Mexico has become the deadliest place in the world for environmental and land defense activists, according to a global survey released Wednesday, and the Yaqui Indigenous people of northern Mexico are still mourning the killing of water-defense leader Tomás Rojo found dead in June 2021.
The murder of Indigenous land defenders often conjures up images of Amazon activists killed deep in the jungle — and Colombia and Brazil still account for many of the deaths. But according to a report by the nongovernmental group Global Witness, Mexico saw 54 activists killed in 2021, compared to 33 in Colombia and 26 in Brazil. The group recorded the deaths of 200 activists worldwide in 2021.
Latin America accounted for over two-thirds of those slayings — often of the bravest and most well-respected people in their communities.
That was the case with Tómas Rojo, who authorities claim was killed by a local drug gang that wanted the money the Yaquis sometimes earn by collecting tolls at informal highway checkpoints.
Between 2010, when state authorities built a pipeline to siphon off the Yaquis’ water for use in the state capital, Hermosillo, to 2020, Rojo led a series of demonstrations and acts of civil disobedience, including a months-long intermittent blockade of the state’s main highway, which caused millions in losses for businesses and industry.
People who knew Rojo don’t believe the toll money theory: They say he was killed by the powerful interests that stand to profit from the Yaquis’ land and water rights in the northern border state of Sonora, across the border from Arizona.
“Tomás demonstrated his capacity as a natural leader. He was a descendent of warriors,” said Fernando Jiménez, who fought alongside Rojo in a movement to defend the tribe’s water after the government built a dam to divert Yaqui water to rapidly growing Hermosillo in 2010.
Rojo’s body was found half-buried near Vicam, nearly three weeks after he disappeared. He was initially identified by a red neckerchief he had been wearing when he left home.
Rojo was a descendent of Tetabiate, a Yaqui leader killed in a 1901 battle with the government, which deported the surviving Yaquis to work in slave-like conditions on henequen plantations in far-away Yucatan. The last battle against the Yaquis was fought in 1927, and included the government using airplanes against warriors still armed mostly with bows and arrows.
In 2014, Sonora state authorities tried to arrest Rojo and Jiménez on what Yaqui leaders consider trumped-up charges of kidnapping — that were later dismissed; Rojo avoided capture and fled to Mexico City, but Jiménez was jailed in the state capital in Hermosillo. The two kept the movement alive by speaking in Yaqui language in prison telephone calls.
“In prison, they made you speak Spanish,” recalls Jiménez. “They didn’t want me to speak my native language because they wanted to know what I was saying.”
The Yaquis are the legal owners of at least half the water in the river basin that bears their name and which they have defended through nearly five centuries of massacres and extermination.
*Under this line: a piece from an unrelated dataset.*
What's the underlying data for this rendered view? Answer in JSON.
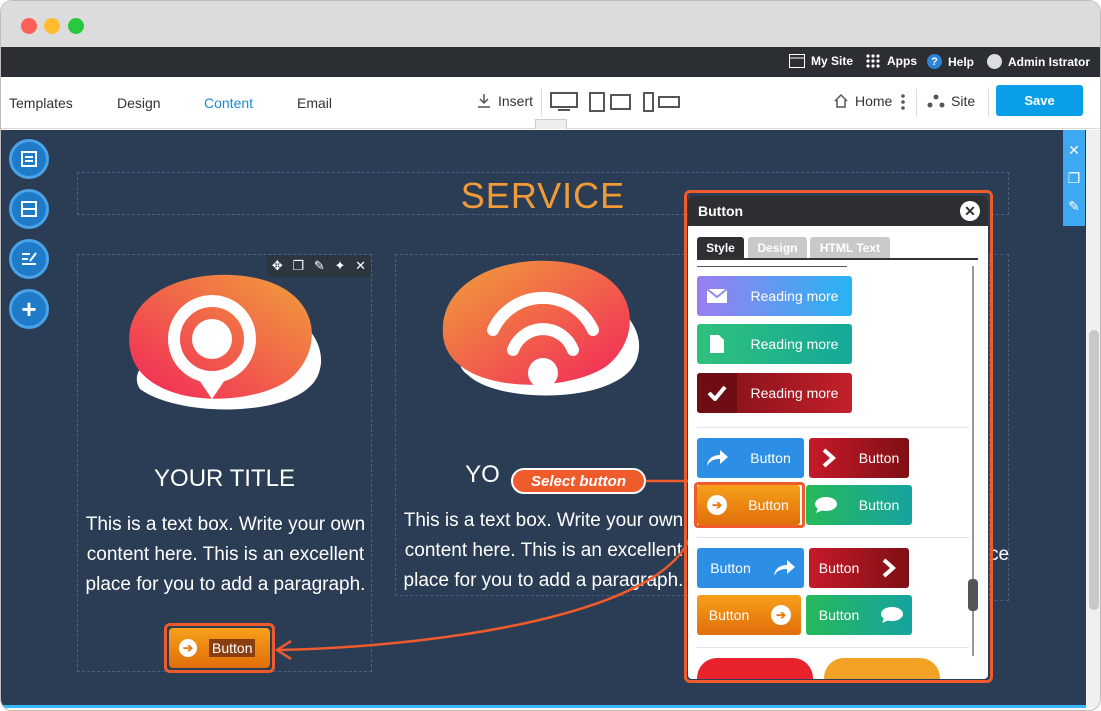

But they have seen much of their water redirected to feed burgeoning industries and projects to plant vineyards and avocados in the desert.
President Andrés Manuel López Obrador last month apologized to the Yaquis for past abuses and promised a series of infrastructure programs to improve their lives. But López Obrador has refused to stop the siphoning off of their water, though the director of the local water district, Humberto Borbón, says it is “100% illegal” and court rulings have backed the Yaquis’ position.
The Yaquis find themselves at the center of a perfect storm: Everybody from Mexican drug cartels to water-hungry lithium mines covet their land. But they themselves live in poverty and often don’t even have running water in their homes.
César Cota, a bricklayer and farmer who worked alongside Tomás Rojo, sat beside the Yaqui River — now just a dry gully — and recounted 500 years of Yaqui struggle.
Near his home, in the village of Cocorit, Yaqui warriors confronted Spanish conquistador Diego de Guzman in 1533.
“Our ancestors drew a line in the dirt and said, ‘If you cross this, you’ll be at war with us,’” Cota said. “Since then, we haven’t stopped fighting. By now, in 2022, we shouldn’t have to still be fighting.”
Cota said the river was crucial to the Yaquis. When it flowed regularly, sturdy reeds grew on its banks which the Yaqui used to build everything from houses to funeral biers.
“It’s an injustice, it’s a great sadness to see our river without water,” said Cota. “That river bears our name. That is where animals live, our medical plants, our reeds live. We don’t have reeds anymore,.” When someone dies, relatives have to buy reeds to make their funeral bier.
“If this river were to flow again to the sea (the Gulf of California), that would be the greatest victory we could ever have,” Cota said.